(What to produce) Once the pictures are set aside, reproduce the entries below exactly.

'''

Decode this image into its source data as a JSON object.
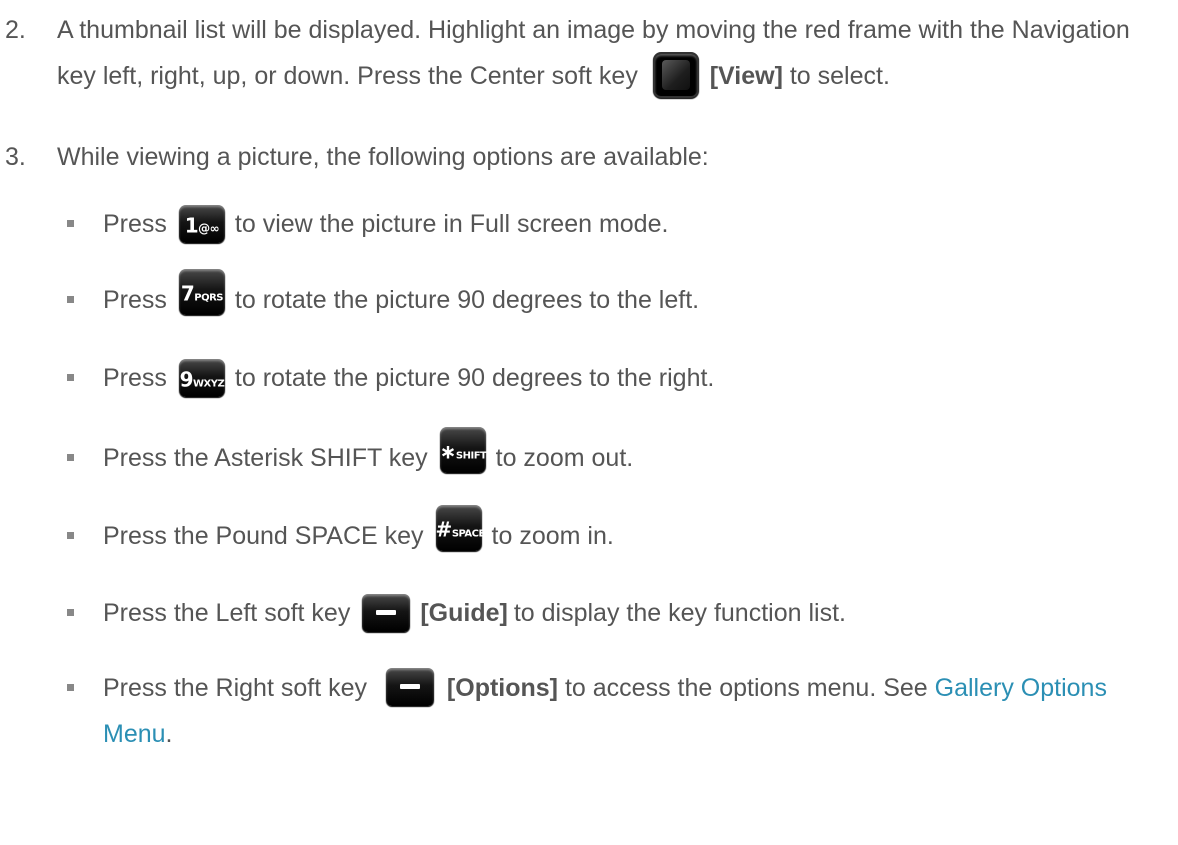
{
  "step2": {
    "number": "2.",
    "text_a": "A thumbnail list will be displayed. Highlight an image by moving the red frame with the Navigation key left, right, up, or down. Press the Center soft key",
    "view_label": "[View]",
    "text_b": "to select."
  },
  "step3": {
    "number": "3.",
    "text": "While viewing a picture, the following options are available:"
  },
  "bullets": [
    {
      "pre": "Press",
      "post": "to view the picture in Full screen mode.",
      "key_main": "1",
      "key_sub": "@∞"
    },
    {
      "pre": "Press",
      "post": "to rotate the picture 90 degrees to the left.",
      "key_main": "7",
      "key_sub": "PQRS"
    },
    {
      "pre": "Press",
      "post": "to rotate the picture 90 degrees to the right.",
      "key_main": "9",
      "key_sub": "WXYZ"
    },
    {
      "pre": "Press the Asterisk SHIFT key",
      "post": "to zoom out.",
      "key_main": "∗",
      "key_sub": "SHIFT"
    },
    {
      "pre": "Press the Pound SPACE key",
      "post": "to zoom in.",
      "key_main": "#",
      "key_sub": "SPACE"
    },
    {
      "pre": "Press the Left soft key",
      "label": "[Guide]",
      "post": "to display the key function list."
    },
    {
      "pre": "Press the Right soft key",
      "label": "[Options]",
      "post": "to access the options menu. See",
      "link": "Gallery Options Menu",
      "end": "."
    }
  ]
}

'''

(Answer to this exercise)
Decode this image into its source data as a JSON object.
{
  "step2": {
    "number": "2.",
    "text_a": "A thumbnail list will be displayed. Highlight an image by moving the red frame with the Navigation key left, right, up, or down. Press the Center soft key",
    "view_label": "[View]",
    "text_b": "to select."
  },
  "step3": {
    "number": "3.",
    "text": "While viewing a picture, the following options are available:"
  },
  "bullets": [
    {
      "pre": "Press",
      "post": "to view the picture in Full screen mode.",
      "key_main": "1",
      "key_sub": "@∞"
    },
    {
      "pre": "Press",
      "post": "to rotate the picture 90 degrees to the left.",
      "key_main": "7",
      "key_sub": "PQRS"
    },
    {
      "pre": "Press",
      "post": "to rotate the picture 90 degrees to the right.",
      "key_main": "9",
      "key_sub": "WXYZ"
    },
    {
      "pre": "Press the Asterisk SHIFT key",
      "post": "to zoom out.",
      "key_main": "∗",
      "key_sub": "SHIFT"
    },
    {
      "pre": "Press the Pound SPACE key",
      "post": "to zoom in.",
      "key_main": "#",
      "key_sub": "SPACE"
    },
    {
      "pre": "Press the Left soft key",
      "label": "[Guide]",
      "post": "to display the key function list."
    },
    {
      "pre": "Press the Right soft key",
      "label": "[Options]",
      "post": "to access the options menu. See",
      "link": "Gallery Options Menu",
      "end": "."
    }
  ]
}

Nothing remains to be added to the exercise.